I am especially feeling the loss of seeing Austra live—and live music in general—this month. This May, I was supposed to go home to NYC and see three of my favorite bands: U.S. Girls, Austra, and Land of Talk. While the U.S. Girls show has been cancelled, the Austra one has been tentatively rescheduled for early October while the Land of Talk one has been postponed indefinitely. With Stelmanis working with different collaborators this time, I won’t see Maya on this tour—and I might only get to see Katie from a distance, if the concert even still happens. As with Holly Miranda, it’s weird to think about having gone so long without seeing them live at this point. As music fans, lovers, and writers, our relationship to the music we love and the artists that make it is a beautifully nuanced one. Although I’ve only talked with these artists just a little bit, my relationship to Austra’s music—and the relationships in my life that I’ve been able to grow around it—makes it all feel very personal to me. I think when I mourn the current loss of live music, it’s these moments of connectivity over which I feel the most grief.
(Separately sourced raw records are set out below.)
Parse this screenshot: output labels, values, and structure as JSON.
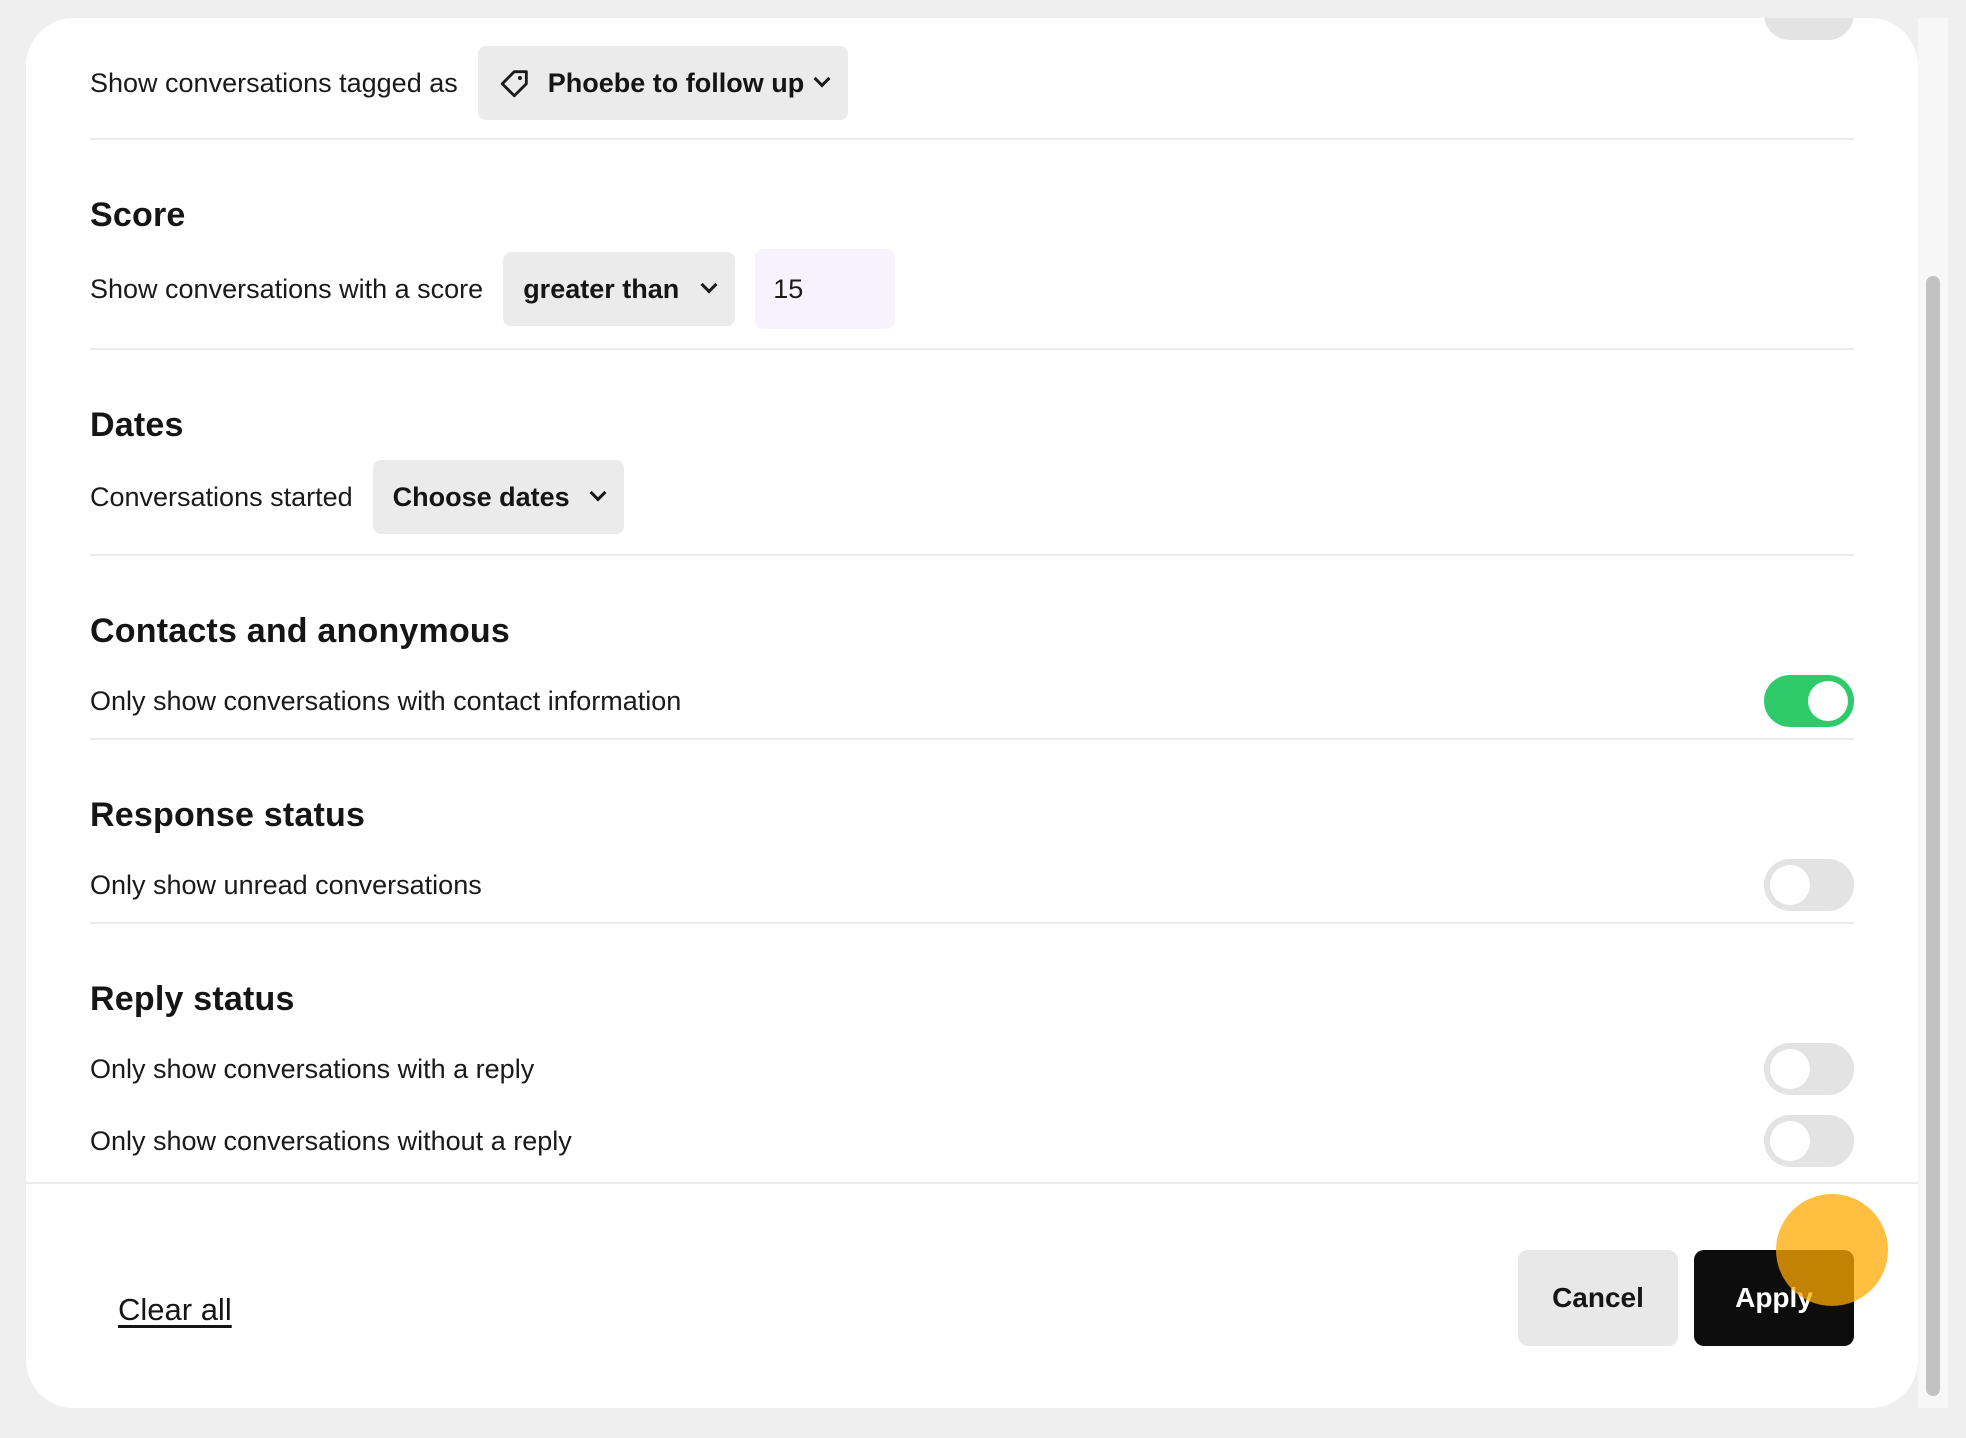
{
  "tags": {
    "label": "Show conversations tagged as",
    "selected": "Phoebe to follow up"
  },
  "score": {
    "title": "Score",
    "label": "Show conversations with a score",
    "operator": "greater than",
    "value": "15"
  },
  "dates": {
    "title": "Dates",
    "label": "Conversations started",
    "selected": "Choose dates"
  },
  "contacts": {
    "title": "Contacts and anonymous",
    "label": "Only show conversations with contact information",
    "enabled": true
  },
  "response_status": {
    "title": "Response status",
    "label": "Only show unread conversations",
    "enabled": false
  },
  "reply_status": {
    "title": "Reply status",
    "with_reply_label": "Only show conversations with a reply",
    "with_reply_enabled": false,
    "without_reply_label": "Only show conversations without a reply",
    "without_reply_enabled": false
  },
  "footer": {
    "clear_all": "Clear all",
    "cancel": "Cancel",
    "apply": "Apply"
  },
  "colors": {
    "toggle_on": "#2fcb6b",
    "apply_button": "#0d0d0d",
    "cursor_highlight": "#ffaa00"
  }
}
I feel the loss of just being present in the music—and of seeing who I move towards when the drum beat stops and the synth chords let up for the night. But, perhaps, our relationships to the pleasures of (political) music is what must also change in this moment, along with our politics of pleasure.
This is the second in a series of three posts about contemporary artists whose music has deeply moved me. You can read the first post about Holly Miranda here and the third post about Land of Talk here.